Now that you've created your first Webhook, it's essential to configure your server to accept incoming webhook requests. Below, we provide a minimal example server that demonstrates how to set up a route to handle webhooks. In this example, we configure the server to accept webhooks on the /chariot/webhooks route. However, you may need to adapt the code snippet based on your specific server framework or requirements:

const app = require('express')();'/chariot/webhooks', (req, res) => {
  console.log("RECEIVED WEBHOOK", req.body)

const port = process.env.PORT || '8002';
app.listen(port, () => {
  console.log('Server running on port ' + port + '. Now open http://localhost:' + port + '/ in your browser!');

In the code snippet above, the /chariot/webhooks route is configured as a POST endpoint, allowing the server to receive webhook payloads. Inside the route handler, you can access the received payload from req.body and process it accordingly.

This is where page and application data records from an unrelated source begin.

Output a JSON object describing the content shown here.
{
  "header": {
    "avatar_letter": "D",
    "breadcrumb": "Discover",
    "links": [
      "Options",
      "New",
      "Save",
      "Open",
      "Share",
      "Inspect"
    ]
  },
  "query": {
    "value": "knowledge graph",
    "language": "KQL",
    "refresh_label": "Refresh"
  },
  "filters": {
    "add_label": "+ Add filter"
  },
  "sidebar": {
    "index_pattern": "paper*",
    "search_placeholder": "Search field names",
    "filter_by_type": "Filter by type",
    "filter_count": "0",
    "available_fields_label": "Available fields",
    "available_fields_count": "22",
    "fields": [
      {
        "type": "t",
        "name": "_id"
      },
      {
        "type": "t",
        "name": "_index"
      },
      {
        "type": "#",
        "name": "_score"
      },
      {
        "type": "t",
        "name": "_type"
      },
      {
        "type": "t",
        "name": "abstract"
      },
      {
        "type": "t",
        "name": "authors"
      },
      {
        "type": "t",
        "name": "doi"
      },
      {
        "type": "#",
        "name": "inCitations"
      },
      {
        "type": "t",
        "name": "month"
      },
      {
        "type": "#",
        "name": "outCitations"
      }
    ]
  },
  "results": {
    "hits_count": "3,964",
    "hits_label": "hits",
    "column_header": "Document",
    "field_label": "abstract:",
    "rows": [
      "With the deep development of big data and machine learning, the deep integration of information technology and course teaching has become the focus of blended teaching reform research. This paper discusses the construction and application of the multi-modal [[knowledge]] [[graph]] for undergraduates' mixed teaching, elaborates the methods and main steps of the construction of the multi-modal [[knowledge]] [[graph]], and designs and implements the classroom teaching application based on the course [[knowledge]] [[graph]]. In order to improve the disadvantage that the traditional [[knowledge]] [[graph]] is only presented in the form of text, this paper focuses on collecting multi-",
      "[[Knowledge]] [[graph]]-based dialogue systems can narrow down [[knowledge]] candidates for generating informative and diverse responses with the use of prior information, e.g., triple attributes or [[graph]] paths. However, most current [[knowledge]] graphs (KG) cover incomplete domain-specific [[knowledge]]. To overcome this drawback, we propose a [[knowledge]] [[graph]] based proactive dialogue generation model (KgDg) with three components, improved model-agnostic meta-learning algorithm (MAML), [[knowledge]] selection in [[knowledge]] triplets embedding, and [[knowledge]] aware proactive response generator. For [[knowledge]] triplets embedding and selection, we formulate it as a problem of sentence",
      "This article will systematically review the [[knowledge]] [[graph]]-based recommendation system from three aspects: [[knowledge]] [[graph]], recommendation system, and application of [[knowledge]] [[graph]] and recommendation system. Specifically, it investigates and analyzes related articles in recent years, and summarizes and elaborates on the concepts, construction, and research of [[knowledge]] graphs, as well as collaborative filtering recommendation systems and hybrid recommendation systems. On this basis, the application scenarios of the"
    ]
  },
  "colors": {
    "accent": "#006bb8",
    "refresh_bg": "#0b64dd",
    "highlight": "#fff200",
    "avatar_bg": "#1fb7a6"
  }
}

To prevent re-delivery of webhook payloads, it is essential to respond with a 200-level status code within a short timeframe. This response should be sent before any processing takes place. By doing so, you ensure that the webhook provider is notified of the successful receipt of the payload. It is recommended to handle the response synchronously, immediately acknowledging the webhook, and then proceed with further processing asynchronously. This approach allows your server to continue processing the payload and performing necessary actions without delaying the response. It's important to note that if your server responds with a 300+ level status code, Chariot will attempt to resend the webhook until it receives a successful response. See the Retry Schedule page for more information on how often retries happen.

Make sure to adapt the server configuration and route based on your server environment and requirements to ensure seamless integration and handling of incoming webhook requests.